* **EXERCISE**: With no line omitted, restate the records below exactly as they appear.

* **GIVEN RECORDS**:
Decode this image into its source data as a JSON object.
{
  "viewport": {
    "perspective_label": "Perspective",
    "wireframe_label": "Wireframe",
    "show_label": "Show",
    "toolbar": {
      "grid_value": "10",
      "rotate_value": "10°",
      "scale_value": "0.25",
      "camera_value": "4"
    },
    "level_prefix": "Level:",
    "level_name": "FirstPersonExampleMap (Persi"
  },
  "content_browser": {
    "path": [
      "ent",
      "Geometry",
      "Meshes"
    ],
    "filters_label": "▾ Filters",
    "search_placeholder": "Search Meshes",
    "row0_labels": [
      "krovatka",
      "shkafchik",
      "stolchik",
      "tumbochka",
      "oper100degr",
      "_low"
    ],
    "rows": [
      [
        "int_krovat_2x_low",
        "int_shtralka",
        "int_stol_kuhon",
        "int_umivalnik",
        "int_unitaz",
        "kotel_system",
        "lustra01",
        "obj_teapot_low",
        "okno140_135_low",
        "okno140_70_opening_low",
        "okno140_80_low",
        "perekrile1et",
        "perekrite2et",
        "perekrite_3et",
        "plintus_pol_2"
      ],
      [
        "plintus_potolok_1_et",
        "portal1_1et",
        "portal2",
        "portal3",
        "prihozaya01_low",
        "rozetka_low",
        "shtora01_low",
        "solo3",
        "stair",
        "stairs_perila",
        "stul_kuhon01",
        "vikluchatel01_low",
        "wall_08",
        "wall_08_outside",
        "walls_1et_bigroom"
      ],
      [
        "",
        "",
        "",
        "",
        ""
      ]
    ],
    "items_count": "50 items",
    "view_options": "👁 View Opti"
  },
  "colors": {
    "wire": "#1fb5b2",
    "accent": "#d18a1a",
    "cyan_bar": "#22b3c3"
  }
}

* **REPLY TO THE TASK**:
Decode this image into its source data as a JSON object.
{
  "viewport": {
    "perspective_label": "Perspective",
    "wireframe_label": "Wireframe",
    "show_label": "Show",
    "toolbar": {
      "grid_value": "10",
      "rotate_value": "10°",
      "scale_value": "0.25",
      "camera_value": "4"
    },
    "level_prefix": "Level:",
    "level_name": "FirstPersonExampleMap (Persi"
  },
  "content_browser": {
    "path": [
      "ent",
      "Geometry",
      "Meshes"
    ],
    "filters_label": "▾ Filters",
    "search_placeholder": "Search Meshes",
    "row0_labels": [
      "krovatka",
      "shkafchik",
      "stolchik",
      "tumbochka",
      "oper100degr",
      "_low"
    ],
    "rows": [
      [
        "int_krovat_2x_low",
        "int_shtralka",
        "int_stol_kuhon",
        "int_umivalnik",
        "int_unitaz",
        "kotel_system",
        "lustra01",
        "obj_teapot_low",
        "okno140_135_low",
        "okno140_70_opening_low",
        "okno140_80_low",
        "perekrile1et",
        "perekrite2et",
        "perekrite_3et",
        "plintus_pol_2"
      ],
      [
        "plintus_potolok_1_et",
        "portal1_1et",
        "portal2",
        "portal3",
        "prihozaya01_low",
        "rozetka_low",
        "shtora01_low",
        "solo3",
        "stair",
        "stairs_perila",
        "stul_kuhon01",
        "vikluchatel01_low",
        "wall_08",
        "wall_08_outside",
        "walls_1et_bigroom"
      ],
      [
        "",
        "",
        "",
        "",
        ""
      ]
    ],
    "items_count": "50 items",
    "view_options": "👁 View Opti"
  },
  "colors": {
    "wire": "#1fb5b2",
    "accent": "#d18a1a",
    "cyan_bar": "#22b3c3"
  }
}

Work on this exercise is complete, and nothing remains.